Brief: Repeat all of the data below word for word, keeping no images.

**********

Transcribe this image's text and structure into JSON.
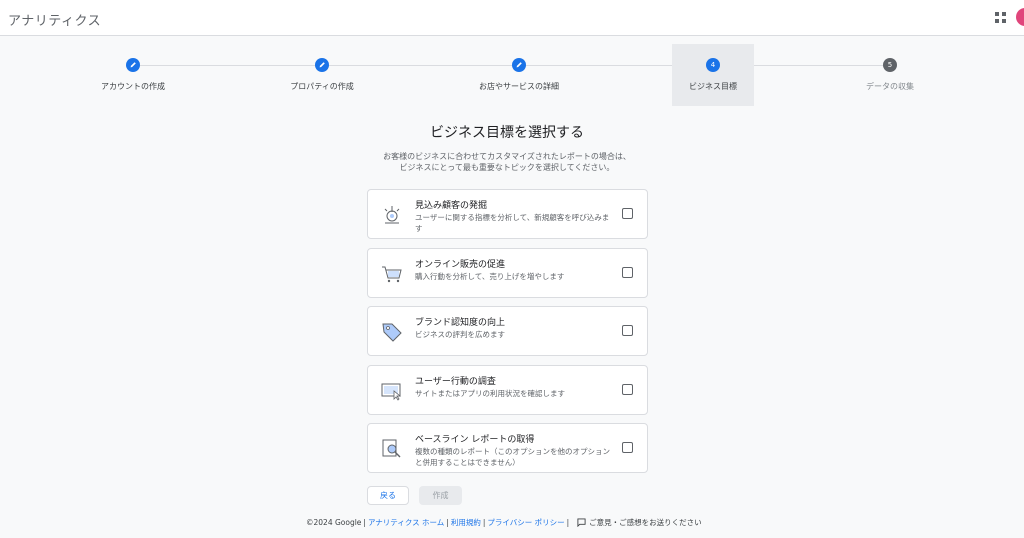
{
  "app": {
    "title": "アナリティクス"
  },
  "stepper": {
    "steps": [
      {
        "label": "アカウントの作成",
        "state": "done"
      },
      {
        "label": "プロパティの作成",
        "state": "done"
      },
      {
        "label": "お店やサービスの詳細",
        "state": "done"
      },
      {
        "label": "ビジネス目標",
        "state": "active",
        "number": "4"
      },
      {
        "label": "データの収集",
        "state": "upcoming",
        "number": "5"
      }
    ]
  },
  "main": {
    "heading": "ビジネス目標を選択する",
    "description_line1": "お客様のビジネスに合わせてカスタマイズされたレポートの場合は、",
    "description_line2": "ビジネスにとって最も重要なトピックを選択してください。",
    "options": [
      {
        "title": "見込み顧客の発掘",
        "subtitle": "ユーザーに関する指標を分析して、新規顧客を呼び込みます",
        "icon": "leads-icon",
        "checked": false
      },
      {
        "title": "オンライン販売の促進",
        "subtitle": "購入行動を分析して、売り上げを増やします",
        "icon": "cart-icon",
        "checked": false
      },
      {
        "title": "ブランド認知度の向上",
        "subtitle": "ビジネスの評判を広めます",
        "icon": "tag-icon",
        "checked": false
      },
      {
        "title": "ユーザー行動の調査",
        "subtitle": "サイトまたはアプリの利用状況を確認します",
        "icon": "screen-cursor-icon",
        "checked": false
      },
      {
        "title": "ベースライン レポートの取得",
        "subtitle": "複数の種類のレポート（このオプションを他のオプションと併用することはできません）",
        "icon": "report-search-icon",
        "checked": false
      }
    ],
    "back_label": "戻る",
    "create_label": "作成"
  },
  "footer": {
    "copyright": "©2024 Google",
    "home_link": "アナリティクス ホーム",
    "terms_link": "利用規約",
    "privacy_link": "プライバシー ポリシー",
    "feedback": "ご意見・ご感想をお送りください"
  },
  "colors": {
    "accent": "#1a73e8",
    "avatar": "#e0457b"
  }
}
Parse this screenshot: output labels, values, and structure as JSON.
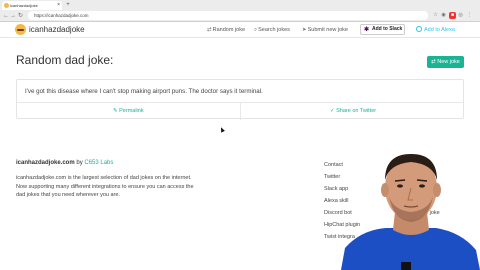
{
  "browser": {
    "tab_title": "icanhazdadjoke",
    "url": "https://icanhazdadjoke.com"
  },
  "header": {
    "brand": "icanhazdadjoke",
    "nav": [
      {
        "label": "Random joke",
        "icon": "shuffle-icon"
      },
      {
        "label": "Search jokes",
        "icon": "search-icon"
      },
      {
        "label": "Submit new joke",
        "icon": "send-icon"
      }
    ],
    "slack_button": "Add to Slack",
    "alexa_link": "Add to Alexa"
  },
  "main": {
    "title": "Random dad joke:",
    "new_joke_button": "New joke",
    "joke": "I've got this disease where I can't stop making airport puns. The doctor says it terminal.",
    "permalink": "Permalink",
    "share": "Share on Twitter"
  },
  "footer": {
    "site": "icanhazdadjoke.com",
    "by": "by",
    "lab": "C653 Labs",
    "description": "icanhazdadjoke.com is the largest selection of dad jokes on the internet. Now supporting many different integrations to ensure you can access the dad jokes that you need wherever you are.",
    "links": [
      "Contact",
      "Twitter",
      "Slack app",
      "Alexa skill",
      "Discord bot",
      "HipChat plugin",
      "Twist integra"
    ],
    "links_right": [
      "e",
      "new joke"
    ]
  },
  "colors": {
    "accent": "#1ab394",
    "brand_yellow": "#f2b84b",
    "alexa": "#31c4f3"
  }
}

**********

Solution for this exercise:
Transcribe this image's text and structure into JSON.
{
  "app": {
    "title": "アナリティクス"
  },
  "stepper": {
    "steps": [
      {
        "label": "アカウントの作成",
        "state": "done"
      },
      {
        "label": "プロパティの作成",
        "state": "done"
      },
      {
        "label": "お店やサービスの詳細",
        "state": "done"
      },
      {
        "label": "ビジネス目標",
        "state": "active",
        "number": "4"
      },
      {
        "label": "データの収集",
        "state": "upcoming",
        "number": "5"
      }
    ]
  },
  "main": {
    "heading": "ビジネス目標を選択する",
    "description_line1": "お客様のビジネスに合わせてカスタマイズされたレポートの場合は、",
    "description_line2": "ビジネスにとって最も重要なトピックを選択してください。",
    "options": [
      {
        "title": "見込み顧客の発掘",
        "subtitle": "ユーザーに関する指標を分析して、新規顧客を呼び込みます",
        "icon": "leads-icon",
        "checked": false
      },
      {
        "title": "オンライン販売の促進",
        "subtitle": "購入行動を分析して、売り上げを増やします",
        "icon": "cart-icon",
        "checked": false
      },
      {
        "title": "ブランド認知度の向上",
        "subtitle": "ビジネスの評判を広めます",
        "icon": "tag-icon",
        "checked": false
      },
      {
        "title": "ユーザー行動の調査",
        "subtitle": "サイトまたはアプリの利用状況を確認します",
        "icon": "screen-cursor-icon",
        "checked": false
      },
      {
        "title": "ベースライン レポートの取得",
        "subtitle": "複数の種類のレポート（このオプションを他のオプションと併用することはできません）",
        "icon": "report-search-icon",
        "checked": false
      }
    ],
    "back_label": "戻る",
    "create_label": "作成"
  },
  "footer": {
    "copyright": "©2024 Google",
    "home_link": "アナリティクス ホーム",
    "terms_link": "利用規約",
    "privacy_link": "プライバシー ポリシー",
    "feedback": "ご意見・ご感想をお送りください"
  },
  "colors": {
    "accent": "#1a73e8",
    "avatar": "#e0457b"
  }
}
Parse this screenshot: output labels, values, and structure as JSON.
{
  "browser": {
    "tab_title": "icanhazdadjoke",
    "url": "https://icanhazdadjoke.com"
  },
  "header": {
    "brand": "icanhazdadjoke",
    "nav": [
      {
        "label": "Random joke",
        "icon": "shuffle-icon"
      },
      {
        "label": "Search jokes",
        "icon": "search-icon"
      },
      {
        "label": "Submit new joke",
        "icon": "send-icon"
      }
    ],
    "slack_button": "Add to Slack",
    "alexa_link": "Add to Alexa"
  },
  "main": {
    "title": "Random dad joke:",
    "new_joke_button": "New joke",
    "joke": "I've got this disease where I can't stop making airport puns. The doctor says it terminal.",
    "permalink": "Permalink",
    "share": "Share on Twitter"
  },
  "footer": {
    "site": "icanhazdadjoke.com",
    "by": "by",
    "lab": "C653 Labs",
    "description": "icanhazdadjoke.com is the largest selection of dad jokes on the internet. Now supporting many different integrations to ensure you can access the dad jokes that you need wherever you are.",
    "links": [
      "Contact",
      "Twitter",
      "Slack app",
      "Alexa skill",
      "Discord bot",
      "HipChat plugin",
      "Twist integra"
    ],
    "links_right": [
      "e",
      "new joke"
    ]
  },
  "colors": {
    "accent": "#1ab394",
    "brand_yellow": "#f2b84b",
    "alexa": "#31c4f3"
  }
}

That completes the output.